Brief:
Your answer must be an exact copy of the data below, minus any pictures.

Provided information:
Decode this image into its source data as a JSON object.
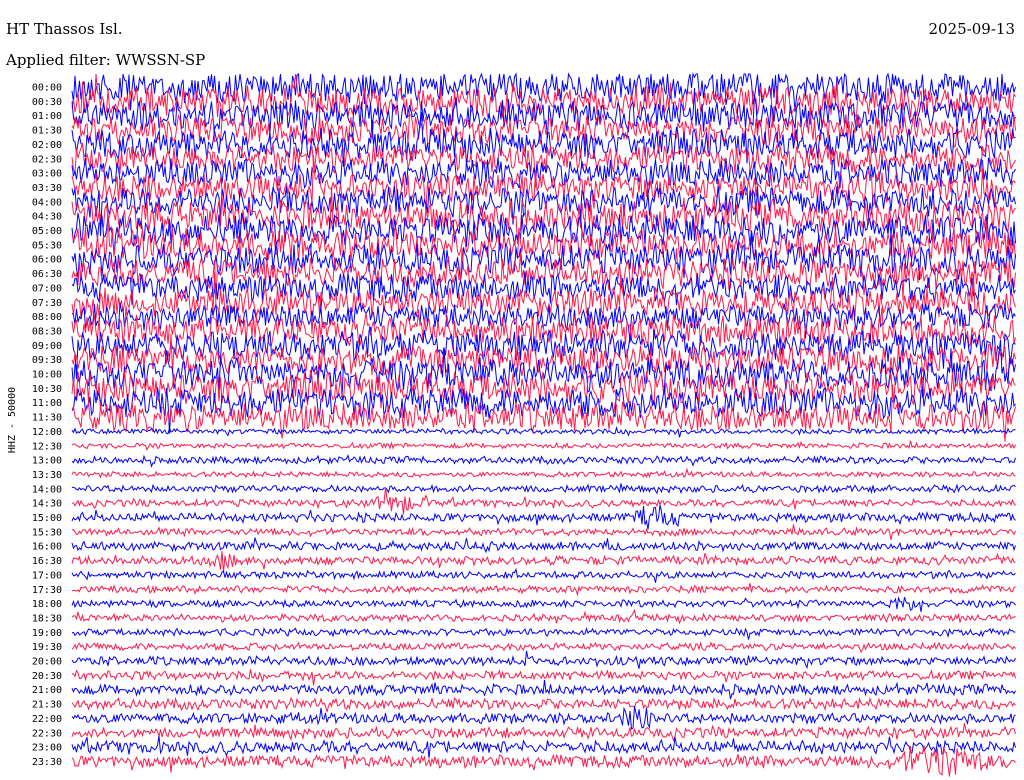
{
  "header": {
    "station": "HT Thassos Isl.",
    "date": "2025-09-13",
    "filter": "Applied filter: WWSSN-SP"
  },
  "chart_data": {
    "type": "line",
    "ylabel": "HHZ - 50000",
    "rows": [
      "00:00",
      "00:30",
      "01:00",
      "01:30",
      "02:00",
      "02:30",
      "03:00",
      "03:30",
      "04:00",
      "04:30",
      "05:00",
      "05:30",
      "06:00",
      "06:30",
      "07:00",
      "07:30",
      "08:00",
      "08:30",
      "09:00",
      "09:30",
      "10:00",
      "10:30",
      "11:00",
      "11:30",
      "12:00",
      "12:30",
      "13:00",
      "13:30",
      "14:00",
      "14:30",
      "15:00",
      "15:30",
      "16:00",
      "16:30",
      "17:00",
      "17:30",
      "18:00",
      "18:30",
      "19:00",
      "19:30",
      "20:00",
      "20:30",
      "21:00",
      "21:30",
      "22:00",
      "22:30",
      "23:00",
      "23:30"
    ],
    "colors": [
      "#0000ff",
      "#ff1a4a"
    ],
    "noise": [
      18,
      18,
      17,
      17,
      17,
      16,
      16,
      16,
      17,
      18,
      18,
      18,
      17,
      17,
      16,
      16,
      15,
      17,
      17,
      17,
      18,
      18,
      17,
      16,
      3,
      3,
      4,
      3,
      4,
      4,
      5,
      4,
      5,
      5,
      4,
      4,
      4,
      4,
      4,
      4,
      5,
      5,
      6,
      6,
      6,
      6,
      7,
      7
    ],
    "events": [
      {
        "row": 0,
        "x": 0.72,
        "width": 0.12,
        "amp": 28
      },
      {
        "row": 7,
        "x": 0.85,
        "width": 0.12,
        "amp": 22
      },
      {
        "row": 15,
        "x": 0.95,
        "width": 0.3,
        "amp": 18
      },
      {
        "row": 29,
        "x": 0.35,
        "width": 0.06,
        "amp": 14
      },
      {
        "row": 30,
        "x": 0.62,
        "width": 0.05,
        "amp": 18
      },
      {
        "row": 33,
        "x": 0.16,
        "width": 0.03,
        "amp": 16
      },
      {
        "row": 36,
        "x": 0.88,
        "width": 0.04,
        "amp": 12
      },
      {
        "row": 44,
        "x": 0.6,
        "width": 0.04,
        "amp": 22
      },
      {
        "row": 47,
        "x": 0.92,
        "width": 0.1,
        "amp": 25
      }
    ]
  }
}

Written response:
Decode this image into its source data as a JSON object.
{
  "header": {
    "station": "HT Thassos Isl.",
    "date": "2025-09-13",
    "filter": "Applied filter: WWSSN-SP"
  },
  "chart_data": {
    "type": "line",
    "ylabel": "HHZ - 50000",
    "rows": [
      "00:00",
      "00:30",
      "01:00",
      "01:30",
      "02:00",
      "02:30",
      "03:00",
      "03:30",
      "04:00",
      "04:30",
      "05:00",
      "05:30",
      "06:00",
      "06:30",
      "07:00",
      "07:30",
      "08:00",
      "08:30",
      "09:00",
      "09:30",
      "10:00",
      "10:30",
      "11:00",
      "11:30",
      "12:00",
      "12:30",
      "13:00",
      "13:30",
      "14:00",
      "14:30",
      "15:00",
      "15:30",
      "16:00",
      "16:30",
      "17:00",
      "17:30",
      "18:00",
      "18:30",
      "19:00",
      "19:30",
      "20:00",
      "20:30",
      "21:00",
      "21:30",
      "22:00",
      "22:30",
      "23:00",
      "23:30"
    ],
    "colors": [
      "#0000ff",
      "#ff1a4a"
    ],
    "noise": [
      18,
      18,
      17,
      17,
      17,
      16,
      16,
      16,
      17,
      18,
      18,
      18,
      17,
      17,
      16,
      16,
      15,
      17,
      17,
      17,
      18,
      18,
      17,
      16,
      3,
      3,
      4,
      3,
      4,
      4,
      5,
      4,
      5,
      5,
      4,
      4,
      4,
      4,
      4,
      4,
      5,
      5,
      6,
      6,
      6,
      6,
      7,
      7
    ],
    "events": [
      {
        "row": 0,
        "x": 0.72,
        "width": 0.12,
        "amp": 28
      },
      {
        "row": 7,
        "x": 0.85,
        "width": 0.12,
        "amp": 22
      },
      {
        "row": 15,
        "x": 0.95,
        "width": 0.3,
        "amp": 18
      },
      {
        "row": 29,
        "x": 0.35,
        "width": 0.06,
        "amp": 14
      },
      {
        "row": 30,
        "x": 0.62,
        "width": 0.05,
        "amp": 18
      },
      {
        "row": 33,
        "x": 0.16,
        "width": 0.03,
        "amp": 16
      },
      {
        "row": 36,
        "x": 0.88,
        "width": 0.04,
        "amp": 12
      },
      {
        "row": 44,
        "x": 0.6,
        "width": 0.04,
        "amp": 22
      },
      {
        "row": 47,
        "x": 0.92,
        "width": 0.1,
        "amp": 25
      }
    ]
  }
}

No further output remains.